A no deal Brexit will result in exhausted lorry drivers, posing a danger to themselves and other road users, unless the government responds to concerns, Unite the union has warned.
Unite, which represents 50,000 HGV drivers, says lorry drivers will be at the frontline in coping with the disruption predicted on Britain’s roads if the UK leaves without a deal with the European Union. Unite is also concerned that the government could relax or suspend regulations based on EU law which govern driving time for lorry drivers.
HGV drivers are restricted to driving for nine hours a day (extended to 10 hours twice a week) and a total of 56 hours driving a week under EU rules. Compared to this, GB domestic law allows for 10 hour days every day of the week and only 30 minute breaks in between stretches of driving for 5 and a half hours (compared with 45 minutes and 4 and a half hour stretches).
Unite national officer for road transport, Adrian Jones said: "We are just weeks away from a no deal Brexit and yet the government has not thought it necessary to speak to the key group of workers who will keep the UK running.
"Unite will totally oppose any relaxation in driving regulations. This would result in exhausted drivers, with potentially lethal consequences for road users.”
HGVs caused 168 deaths on Britain’s roads in 2017, the latest figures available from the department for Transport.
The concerns come after Loughborough university revealed 36 per cent of London bus drivers had had a ‘close call’ due to fatigue in the past 12 months and one in six drivers had reported falling asleep at the wheel. The report, published 29 August, said that consecutive long shifts and a reluctance among drivers to report fatigue related near misses for fear of disciplinary action is increasing risk on the roads.
The European Transport Workers Federation spoke in support of Unite, in a statement saying: “UK government errors in managing Brexit must not be passed over to professional drivers, an underpaid, fatigued category of workers who constantly have to battle health issues generated by the poor rest and working conditions.”
“Limits imposed to driving time are the only means – although hugely insufficient – to ensure some sort of safety on European roads. We are ready to take action to ensure that UK drivers do not pay the Brexit bill with their own health and lives!”
According to government ‘Operation Yellowhammer’ files, leaked last month to the Sunday Times, there will be at least a three-month “meltdown” at ports in the event of no deal. The Road Haulage Association commented: “There will be very substantial queues at the border.”
European Union (Withdrawal) Act 2018 will convert all EU employment law as it stands before Brexit into UK law in the event of a no-deal Brexit.
However, a no deal Brexit could make it harder for workers to enforce their rights which could also be stripped back or removed in future.

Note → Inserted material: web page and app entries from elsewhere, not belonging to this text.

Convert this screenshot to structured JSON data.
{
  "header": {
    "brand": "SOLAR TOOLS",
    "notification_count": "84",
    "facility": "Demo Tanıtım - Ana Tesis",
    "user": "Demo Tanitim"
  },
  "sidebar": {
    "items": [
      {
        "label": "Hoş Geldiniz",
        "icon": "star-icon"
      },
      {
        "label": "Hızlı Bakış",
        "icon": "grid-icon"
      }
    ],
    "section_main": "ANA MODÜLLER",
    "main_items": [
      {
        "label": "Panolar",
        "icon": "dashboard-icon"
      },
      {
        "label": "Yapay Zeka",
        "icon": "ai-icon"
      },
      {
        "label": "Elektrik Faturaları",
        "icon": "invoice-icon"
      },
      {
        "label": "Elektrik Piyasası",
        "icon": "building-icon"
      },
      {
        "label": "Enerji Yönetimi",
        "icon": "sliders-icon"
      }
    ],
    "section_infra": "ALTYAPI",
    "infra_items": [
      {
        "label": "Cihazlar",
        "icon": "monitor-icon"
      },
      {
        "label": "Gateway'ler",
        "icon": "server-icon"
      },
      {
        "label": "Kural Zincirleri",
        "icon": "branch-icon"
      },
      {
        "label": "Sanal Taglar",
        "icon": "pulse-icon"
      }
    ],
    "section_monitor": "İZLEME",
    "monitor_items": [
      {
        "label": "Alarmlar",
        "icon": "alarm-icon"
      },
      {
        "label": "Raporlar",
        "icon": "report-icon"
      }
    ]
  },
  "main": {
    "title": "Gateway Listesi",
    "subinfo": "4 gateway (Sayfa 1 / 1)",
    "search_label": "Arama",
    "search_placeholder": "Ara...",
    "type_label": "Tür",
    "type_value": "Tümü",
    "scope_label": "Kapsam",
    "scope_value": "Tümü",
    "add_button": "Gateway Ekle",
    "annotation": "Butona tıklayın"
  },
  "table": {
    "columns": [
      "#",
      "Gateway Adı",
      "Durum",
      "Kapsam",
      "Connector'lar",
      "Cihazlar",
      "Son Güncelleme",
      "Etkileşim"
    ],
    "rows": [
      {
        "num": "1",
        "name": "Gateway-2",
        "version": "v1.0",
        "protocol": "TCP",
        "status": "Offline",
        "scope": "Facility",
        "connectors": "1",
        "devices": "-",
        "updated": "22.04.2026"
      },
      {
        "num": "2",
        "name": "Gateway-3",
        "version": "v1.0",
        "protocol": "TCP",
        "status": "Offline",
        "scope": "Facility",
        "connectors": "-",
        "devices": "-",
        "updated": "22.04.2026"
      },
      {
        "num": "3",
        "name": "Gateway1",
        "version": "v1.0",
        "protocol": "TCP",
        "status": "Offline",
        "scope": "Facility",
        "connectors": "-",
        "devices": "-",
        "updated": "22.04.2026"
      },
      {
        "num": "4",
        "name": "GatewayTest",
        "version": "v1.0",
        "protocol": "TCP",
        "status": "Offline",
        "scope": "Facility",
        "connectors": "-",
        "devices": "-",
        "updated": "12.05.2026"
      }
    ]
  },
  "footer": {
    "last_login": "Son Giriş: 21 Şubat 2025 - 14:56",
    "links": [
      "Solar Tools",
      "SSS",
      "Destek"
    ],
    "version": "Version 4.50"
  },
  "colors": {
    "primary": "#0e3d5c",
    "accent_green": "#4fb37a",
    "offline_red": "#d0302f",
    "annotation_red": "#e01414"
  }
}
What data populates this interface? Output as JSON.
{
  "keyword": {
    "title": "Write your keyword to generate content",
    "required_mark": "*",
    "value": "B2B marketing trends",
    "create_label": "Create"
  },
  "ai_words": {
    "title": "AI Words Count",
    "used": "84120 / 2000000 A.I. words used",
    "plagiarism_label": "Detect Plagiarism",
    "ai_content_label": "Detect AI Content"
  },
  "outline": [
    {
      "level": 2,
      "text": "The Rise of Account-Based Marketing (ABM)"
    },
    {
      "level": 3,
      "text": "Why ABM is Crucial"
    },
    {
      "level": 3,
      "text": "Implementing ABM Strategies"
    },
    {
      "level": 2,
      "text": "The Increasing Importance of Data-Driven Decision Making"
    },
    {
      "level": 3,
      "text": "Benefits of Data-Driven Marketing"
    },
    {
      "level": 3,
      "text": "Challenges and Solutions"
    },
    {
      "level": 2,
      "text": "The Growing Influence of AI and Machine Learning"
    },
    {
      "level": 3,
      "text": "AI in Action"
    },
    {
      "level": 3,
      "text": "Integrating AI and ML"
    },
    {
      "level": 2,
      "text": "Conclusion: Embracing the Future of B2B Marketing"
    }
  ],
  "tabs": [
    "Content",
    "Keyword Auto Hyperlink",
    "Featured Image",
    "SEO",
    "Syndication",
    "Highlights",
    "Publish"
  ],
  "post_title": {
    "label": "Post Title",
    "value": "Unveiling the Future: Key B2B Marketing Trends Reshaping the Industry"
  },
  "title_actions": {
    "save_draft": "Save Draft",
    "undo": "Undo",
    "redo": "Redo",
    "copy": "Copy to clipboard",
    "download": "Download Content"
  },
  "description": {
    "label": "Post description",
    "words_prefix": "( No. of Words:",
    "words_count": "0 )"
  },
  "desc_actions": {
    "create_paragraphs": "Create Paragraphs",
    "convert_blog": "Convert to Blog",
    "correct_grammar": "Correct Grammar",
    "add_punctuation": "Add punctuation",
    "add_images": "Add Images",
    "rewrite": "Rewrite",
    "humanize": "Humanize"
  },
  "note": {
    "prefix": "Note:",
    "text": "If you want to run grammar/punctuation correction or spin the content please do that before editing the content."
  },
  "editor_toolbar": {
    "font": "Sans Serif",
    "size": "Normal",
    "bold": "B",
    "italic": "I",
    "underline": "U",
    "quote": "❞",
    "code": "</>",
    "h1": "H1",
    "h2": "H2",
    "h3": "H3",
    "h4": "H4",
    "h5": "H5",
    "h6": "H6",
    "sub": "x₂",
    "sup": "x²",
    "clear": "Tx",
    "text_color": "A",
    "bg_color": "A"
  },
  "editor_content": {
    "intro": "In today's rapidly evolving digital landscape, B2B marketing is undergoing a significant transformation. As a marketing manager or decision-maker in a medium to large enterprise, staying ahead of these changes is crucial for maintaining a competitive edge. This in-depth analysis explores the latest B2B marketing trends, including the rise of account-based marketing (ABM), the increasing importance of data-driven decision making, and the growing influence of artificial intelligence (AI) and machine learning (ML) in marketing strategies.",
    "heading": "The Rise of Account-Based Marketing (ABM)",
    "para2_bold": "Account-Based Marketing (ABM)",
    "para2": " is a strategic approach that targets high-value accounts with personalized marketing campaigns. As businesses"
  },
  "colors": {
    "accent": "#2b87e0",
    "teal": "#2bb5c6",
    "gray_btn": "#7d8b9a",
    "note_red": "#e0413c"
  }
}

Nicola Smith, head of equality and strategy at the TUC said: “The Prime Minister himself has repeatedly expressed his opposition to working time protections and his newly-promoted colleagues share his de-regulated, free-market vision for the future.
“A no deal Brexit would give them a free rein to strip working people of the rights and protections that we need and deserve.”
By Belinda Liversedge on 26 July 2021
93 per cent of firms plan to adopt hybrid working models, according to a Confederation of British Industry (CBI) report.
By Belinda Liversedge on 13 July 2021
Experience has taught us that we can’t guarantee people will behave responsibly to prevent Covid transmission and wear masks, the chair of the British Safety Council has warned.
By Belinda Liversedge on 12 July 2021
The success of a pilot to trial the four-day working week in Iceland should be noted by other governments, the think tank which led the project has said.